- [Work item]:
Return every line of the listing that includes the string "Imprimer".

- [Provided data]:
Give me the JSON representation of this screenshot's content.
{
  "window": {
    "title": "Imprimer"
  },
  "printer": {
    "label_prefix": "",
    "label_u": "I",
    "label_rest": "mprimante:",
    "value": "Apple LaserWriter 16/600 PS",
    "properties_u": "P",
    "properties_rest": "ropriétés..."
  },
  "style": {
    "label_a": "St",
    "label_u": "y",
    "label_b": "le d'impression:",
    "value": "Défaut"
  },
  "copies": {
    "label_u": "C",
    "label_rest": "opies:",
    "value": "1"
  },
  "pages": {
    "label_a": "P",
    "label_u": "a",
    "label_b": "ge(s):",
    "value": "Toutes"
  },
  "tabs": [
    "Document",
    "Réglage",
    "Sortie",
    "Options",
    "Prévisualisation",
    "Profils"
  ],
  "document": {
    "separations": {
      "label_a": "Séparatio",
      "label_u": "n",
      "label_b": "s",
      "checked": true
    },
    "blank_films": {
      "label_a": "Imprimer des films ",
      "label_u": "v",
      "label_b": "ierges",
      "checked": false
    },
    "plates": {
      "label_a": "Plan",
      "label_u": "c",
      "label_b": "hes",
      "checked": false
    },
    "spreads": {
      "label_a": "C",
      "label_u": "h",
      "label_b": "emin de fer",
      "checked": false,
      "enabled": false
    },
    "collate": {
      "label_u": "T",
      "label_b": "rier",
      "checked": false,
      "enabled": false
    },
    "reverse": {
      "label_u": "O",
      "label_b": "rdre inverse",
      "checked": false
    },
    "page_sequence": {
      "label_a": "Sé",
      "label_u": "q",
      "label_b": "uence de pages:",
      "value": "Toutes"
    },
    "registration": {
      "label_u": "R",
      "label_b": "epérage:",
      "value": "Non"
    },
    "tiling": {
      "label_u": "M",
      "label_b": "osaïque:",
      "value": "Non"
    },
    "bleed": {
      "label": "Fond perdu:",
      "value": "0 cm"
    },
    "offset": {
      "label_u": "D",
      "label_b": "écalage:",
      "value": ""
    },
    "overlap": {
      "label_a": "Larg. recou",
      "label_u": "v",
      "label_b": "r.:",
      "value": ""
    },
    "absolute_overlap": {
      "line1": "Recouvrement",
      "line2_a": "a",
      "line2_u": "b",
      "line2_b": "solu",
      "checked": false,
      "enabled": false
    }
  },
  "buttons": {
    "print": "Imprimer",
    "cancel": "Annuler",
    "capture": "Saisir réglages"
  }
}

- [Result below]:
    "title": "Imprimer"
      "label_a": "Imprimer des films ",
    "print": "Imprimer",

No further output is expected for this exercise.